In HOMER, the term biogas refers to gasified biomass. Biomass feedstock (such as wood waste, agricultural residue, or energy crops) can be gasified by thermo-chemical or biological processes, and the product may be called one of several different names, including synthesis gas, syngas, producer gas, and wood gas.
Whatever the feedstock and the means of gasification, the major constituent gases of biogas are typically carbon monoxide, hydrogen, and carbon dioxide, plus a significant amount of nitrogen (about 50% by weight) if thermal gasification is performed in the presence of air. Minor constituent gases include methane and water vapor.

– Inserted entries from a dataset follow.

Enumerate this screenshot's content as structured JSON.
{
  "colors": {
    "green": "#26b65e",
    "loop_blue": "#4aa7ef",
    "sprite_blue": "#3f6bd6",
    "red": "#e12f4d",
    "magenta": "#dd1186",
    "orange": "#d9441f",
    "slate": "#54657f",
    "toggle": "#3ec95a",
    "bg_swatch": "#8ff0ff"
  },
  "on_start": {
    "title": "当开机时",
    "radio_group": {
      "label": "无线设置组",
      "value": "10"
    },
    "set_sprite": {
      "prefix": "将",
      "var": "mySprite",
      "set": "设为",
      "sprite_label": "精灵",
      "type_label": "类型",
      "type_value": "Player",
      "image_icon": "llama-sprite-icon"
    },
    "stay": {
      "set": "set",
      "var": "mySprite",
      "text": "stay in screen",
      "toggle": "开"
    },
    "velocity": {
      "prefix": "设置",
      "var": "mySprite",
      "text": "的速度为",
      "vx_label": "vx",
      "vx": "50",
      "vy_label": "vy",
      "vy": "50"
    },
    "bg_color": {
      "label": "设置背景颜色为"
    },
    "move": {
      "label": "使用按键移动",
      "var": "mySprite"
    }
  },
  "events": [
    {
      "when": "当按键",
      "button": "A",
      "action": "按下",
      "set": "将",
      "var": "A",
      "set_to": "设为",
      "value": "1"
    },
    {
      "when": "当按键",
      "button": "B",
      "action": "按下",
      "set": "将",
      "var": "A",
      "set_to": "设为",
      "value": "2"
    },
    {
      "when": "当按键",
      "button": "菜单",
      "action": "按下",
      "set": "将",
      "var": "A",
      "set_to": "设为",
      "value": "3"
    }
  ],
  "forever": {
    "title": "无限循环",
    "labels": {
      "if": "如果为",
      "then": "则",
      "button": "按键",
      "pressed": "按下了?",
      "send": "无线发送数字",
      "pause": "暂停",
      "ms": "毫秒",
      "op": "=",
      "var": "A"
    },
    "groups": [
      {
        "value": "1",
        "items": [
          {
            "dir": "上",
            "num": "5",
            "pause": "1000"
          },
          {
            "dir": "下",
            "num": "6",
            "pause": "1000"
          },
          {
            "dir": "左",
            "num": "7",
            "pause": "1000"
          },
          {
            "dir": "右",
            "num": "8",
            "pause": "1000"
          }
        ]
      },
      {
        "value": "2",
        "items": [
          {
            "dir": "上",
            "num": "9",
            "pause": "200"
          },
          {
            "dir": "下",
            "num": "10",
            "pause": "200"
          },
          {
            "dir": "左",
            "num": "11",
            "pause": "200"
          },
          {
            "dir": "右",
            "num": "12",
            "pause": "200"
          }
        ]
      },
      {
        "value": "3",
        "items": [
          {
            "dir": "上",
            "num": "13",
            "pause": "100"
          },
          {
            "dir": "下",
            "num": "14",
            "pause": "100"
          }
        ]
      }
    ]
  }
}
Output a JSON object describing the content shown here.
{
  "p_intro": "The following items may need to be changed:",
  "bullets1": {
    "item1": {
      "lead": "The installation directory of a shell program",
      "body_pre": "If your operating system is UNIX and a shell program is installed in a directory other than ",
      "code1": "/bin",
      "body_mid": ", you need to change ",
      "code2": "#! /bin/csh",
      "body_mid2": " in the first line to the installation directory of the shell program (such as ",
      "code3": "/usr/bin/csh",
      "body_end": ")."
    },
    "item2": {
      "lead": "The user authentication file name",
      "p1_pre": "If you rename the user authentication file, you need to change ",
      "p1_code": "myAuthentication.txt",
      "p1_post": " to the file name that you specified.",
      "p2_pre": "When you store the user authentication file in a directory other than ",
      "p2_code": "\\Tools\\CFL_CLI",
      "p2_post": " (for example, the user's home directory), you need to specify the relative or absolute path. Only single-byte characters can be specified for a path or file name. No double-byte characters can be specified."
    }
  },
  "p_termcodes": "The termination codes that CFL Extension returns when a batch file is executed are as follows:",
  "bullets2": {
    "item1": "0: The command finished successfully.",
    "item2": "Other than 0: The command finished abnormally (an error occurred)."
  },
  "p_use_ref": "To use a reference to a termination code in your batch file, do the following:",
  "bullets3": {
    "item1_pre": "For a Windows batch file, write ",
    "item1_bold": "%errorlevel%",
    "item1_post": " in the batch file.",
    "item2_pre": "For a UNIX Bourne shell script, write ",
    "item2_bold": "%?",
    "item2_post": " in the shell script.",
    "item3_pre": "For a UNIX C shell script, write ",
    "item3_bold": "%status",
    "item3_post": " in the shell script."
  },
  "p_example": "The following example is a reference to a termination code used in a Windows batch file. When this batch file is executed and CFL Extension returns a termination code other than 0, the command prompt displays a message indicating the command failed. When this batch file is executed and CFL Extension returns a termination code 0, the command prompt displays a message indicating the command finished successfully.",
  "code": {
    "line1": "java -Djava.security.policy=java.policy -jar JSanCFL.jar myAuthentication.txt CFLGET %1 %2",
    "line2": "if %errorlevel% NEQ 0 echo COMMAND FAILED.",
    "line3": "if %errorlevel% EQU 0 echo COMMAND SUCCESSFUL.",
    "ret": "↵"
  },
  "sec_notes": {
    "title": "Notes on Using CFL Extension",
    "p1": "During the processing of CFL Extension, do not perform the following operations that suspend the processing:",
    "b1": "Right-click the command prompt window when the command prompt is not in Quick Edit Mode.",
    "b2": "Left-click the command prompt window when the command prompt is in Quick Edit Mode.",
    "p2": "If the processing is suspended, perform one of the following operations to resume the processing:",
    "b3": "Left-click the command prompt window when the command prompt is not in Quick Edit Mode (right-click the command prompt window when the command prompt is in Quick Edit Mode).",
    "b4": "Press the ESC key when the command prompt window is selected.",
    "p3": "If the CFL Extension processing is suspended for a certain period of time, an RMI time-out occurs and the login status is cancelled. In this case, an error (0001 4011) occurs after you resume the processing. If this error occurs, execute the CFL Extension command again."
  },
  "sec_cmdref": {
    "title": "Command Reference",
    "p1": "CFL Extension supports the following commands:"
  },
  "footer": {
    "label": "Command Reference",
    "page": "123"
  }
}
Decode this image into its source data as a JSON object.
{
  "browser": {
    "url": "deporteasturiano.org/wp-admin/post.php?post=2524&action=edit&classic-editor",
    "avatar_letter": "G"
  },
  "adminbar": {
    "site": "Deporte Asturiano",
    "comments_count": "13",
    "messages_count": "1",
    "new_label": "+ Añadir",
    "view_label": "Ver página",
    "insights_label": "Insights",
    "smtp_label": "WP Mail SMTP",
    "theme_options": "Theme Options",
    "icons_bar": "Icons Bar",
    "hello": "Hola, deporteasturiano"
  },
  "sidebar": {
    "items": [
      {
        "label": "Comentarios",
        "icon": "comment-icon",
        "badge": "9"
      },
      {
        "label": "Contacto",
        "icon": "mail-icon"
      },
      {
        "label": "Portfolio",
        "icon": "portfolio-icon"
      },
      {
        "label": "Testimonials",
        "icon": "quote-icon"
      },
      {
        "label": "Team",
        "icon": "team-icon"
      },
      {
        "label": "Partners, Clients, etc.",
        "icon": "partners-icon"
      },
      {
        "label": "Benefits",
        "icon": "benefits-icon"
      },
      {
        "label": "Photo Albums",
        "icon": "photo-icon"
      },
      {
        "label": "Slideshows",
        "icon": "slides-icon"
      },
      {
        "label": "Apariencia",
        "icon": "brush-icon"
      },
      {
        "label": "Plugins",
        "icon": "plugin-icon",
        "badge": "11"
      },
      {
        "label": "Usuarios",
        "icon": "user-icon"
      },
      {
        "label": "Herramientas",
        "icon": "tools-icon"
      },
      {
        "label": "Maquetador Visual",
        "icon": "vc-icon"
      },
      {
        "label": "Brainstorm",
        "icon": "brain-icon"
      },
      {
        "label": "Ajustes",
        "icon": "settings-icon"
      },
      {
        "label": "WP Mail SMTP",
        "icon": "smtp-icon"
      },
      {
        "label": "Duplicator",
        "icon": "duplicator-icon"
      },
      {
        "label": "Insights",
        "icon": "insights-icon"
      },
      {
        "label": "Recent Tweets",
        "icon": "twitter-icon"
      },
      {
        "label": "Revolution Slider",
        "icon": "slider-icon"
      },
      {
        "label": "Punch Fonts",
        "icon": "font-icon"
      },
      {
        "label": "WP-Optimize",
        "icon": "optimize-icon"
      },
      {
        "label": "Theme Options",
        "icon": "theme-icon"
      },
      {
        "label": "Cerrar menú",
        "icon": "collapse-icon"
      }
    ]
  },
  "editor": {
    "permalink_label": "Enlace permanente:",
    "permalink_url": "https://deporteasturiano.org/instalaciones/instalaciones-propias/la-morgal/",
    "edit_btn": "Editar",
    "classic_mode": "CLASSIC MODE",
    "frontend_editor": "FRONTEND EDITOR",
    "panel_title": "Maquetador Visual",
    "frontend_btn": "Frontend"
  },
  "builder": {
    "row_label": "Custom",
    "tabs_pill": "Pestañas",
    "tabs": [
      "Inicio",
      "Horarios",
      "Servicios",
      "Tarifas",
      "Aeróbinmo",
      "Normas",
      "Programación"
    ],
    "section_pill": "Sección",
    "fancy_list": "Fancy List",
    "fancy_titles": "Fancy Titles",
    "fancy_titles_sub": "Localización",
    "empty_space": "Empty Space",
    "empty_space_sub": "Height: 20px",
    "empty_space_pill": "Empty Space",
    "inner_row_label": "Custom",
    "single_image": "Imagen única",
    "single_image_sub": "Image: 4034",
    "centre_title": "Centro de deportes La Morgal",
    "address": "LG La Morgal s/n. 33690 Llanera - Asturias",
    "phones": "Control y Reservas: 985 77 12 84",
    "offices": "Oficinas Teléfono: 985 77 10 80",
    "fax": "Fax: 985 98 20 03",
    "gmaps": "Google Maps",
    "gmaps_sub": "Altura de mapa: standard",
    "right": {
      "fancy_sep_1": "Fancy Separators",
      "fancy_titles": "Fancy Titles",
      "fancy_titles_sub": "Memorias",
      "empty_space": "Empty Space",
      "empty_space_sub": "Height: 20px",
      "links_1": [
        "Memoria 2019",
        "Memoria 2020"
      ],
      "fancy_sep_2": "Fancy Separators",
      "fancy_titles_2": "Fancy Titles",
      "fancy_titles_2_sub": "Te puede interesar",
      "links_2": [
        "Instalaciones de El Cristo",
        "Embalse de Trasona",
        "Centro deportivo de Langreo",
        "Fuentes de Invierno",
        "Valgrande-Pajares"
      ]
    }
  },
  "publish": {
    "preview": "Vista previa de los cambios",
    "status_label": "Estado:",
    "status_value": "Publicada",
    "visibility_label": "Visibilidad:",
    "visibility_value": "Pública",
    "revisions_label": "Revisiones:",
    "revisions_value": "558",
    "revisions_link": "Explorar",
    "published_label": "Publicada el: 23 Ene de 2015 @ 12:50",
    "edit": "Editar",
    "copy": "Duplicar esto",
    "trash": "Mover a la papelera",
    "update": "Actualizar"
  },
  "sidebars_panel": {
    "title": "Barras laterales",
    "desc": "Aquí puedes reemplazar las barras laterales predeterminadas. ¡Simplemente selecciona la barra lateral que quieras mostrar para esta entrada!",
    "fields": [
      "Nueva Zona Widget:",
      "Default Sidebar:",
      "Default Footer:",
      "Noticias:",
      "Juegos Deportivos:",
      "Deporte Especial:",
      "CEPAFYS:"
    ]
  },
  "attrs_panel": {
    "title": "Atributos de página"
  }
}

Biogas typically has a low heating value compared with fossil fuels, particularly if it contains a large amount of nitrogen, which is noncombustible. But it has several advantages over solid biomass, including cleaner combustion, higher efficiency, and better control.